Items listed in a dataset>
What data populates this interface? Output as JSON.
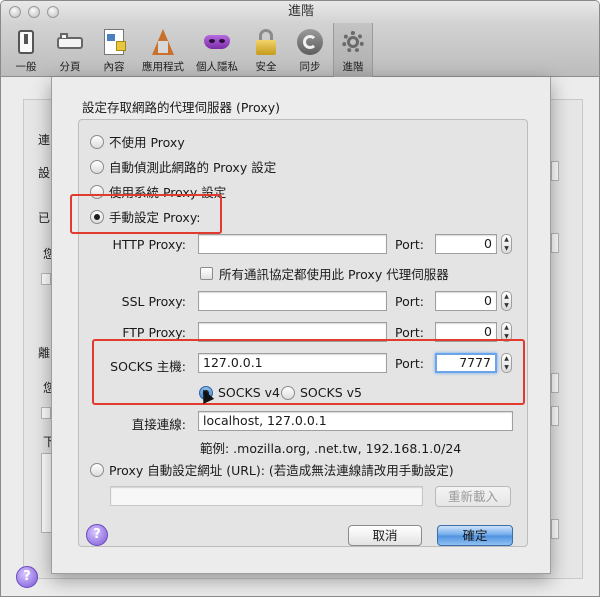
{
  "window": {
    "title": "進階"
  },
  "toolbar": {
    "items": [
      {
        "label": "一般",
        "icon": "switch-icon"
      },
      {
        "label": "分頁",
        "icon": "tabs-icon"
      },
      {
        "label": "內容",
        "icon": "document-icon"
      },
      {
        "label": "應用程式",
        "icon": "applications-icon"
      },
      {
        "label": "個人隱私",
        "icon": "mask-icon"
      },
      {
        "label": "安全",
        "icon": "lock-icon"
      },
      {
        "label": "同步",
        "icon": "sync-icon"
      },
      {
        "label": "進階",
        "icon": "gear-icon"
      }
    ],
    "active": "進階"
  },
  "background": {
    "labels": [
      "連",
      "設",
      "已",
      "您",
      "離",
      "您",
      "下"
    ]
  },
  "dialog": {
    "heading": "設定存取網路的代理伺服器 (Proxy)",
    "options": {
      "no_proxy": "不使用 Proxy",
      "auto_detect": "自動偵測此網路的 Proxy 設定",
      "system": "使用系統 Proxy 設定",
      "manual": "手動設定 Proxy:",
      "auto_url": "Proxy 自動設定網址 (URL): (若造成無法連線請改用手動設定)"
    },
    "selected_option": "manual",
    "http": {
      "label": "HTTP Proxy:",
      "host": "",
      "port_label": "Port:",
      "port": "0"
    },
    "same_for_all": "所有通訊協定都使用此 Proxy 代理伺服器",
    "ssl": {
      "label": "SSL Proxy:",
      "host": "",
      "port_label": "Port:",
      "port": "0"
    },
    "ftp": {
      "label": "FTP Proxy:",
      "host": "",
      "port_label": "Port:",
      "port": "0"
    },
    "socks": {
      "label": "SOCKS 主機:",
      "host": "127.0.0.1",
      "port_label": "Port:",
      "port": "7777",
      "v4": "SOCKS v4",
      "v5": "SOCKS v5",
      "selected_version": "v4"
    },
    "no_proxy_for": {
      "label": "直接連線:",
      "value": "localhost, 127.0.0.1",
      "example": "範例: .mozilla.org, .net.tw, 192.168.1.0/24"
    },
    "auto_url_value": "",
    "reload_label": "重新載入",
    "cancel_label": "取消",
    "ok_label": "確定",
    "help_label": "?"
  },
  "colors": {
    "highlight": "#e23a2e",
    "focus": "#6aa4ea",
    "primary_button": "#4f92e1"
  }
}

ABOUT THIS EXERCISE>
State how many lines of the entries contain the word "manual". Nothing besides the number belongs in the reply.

TASK RESULT>
2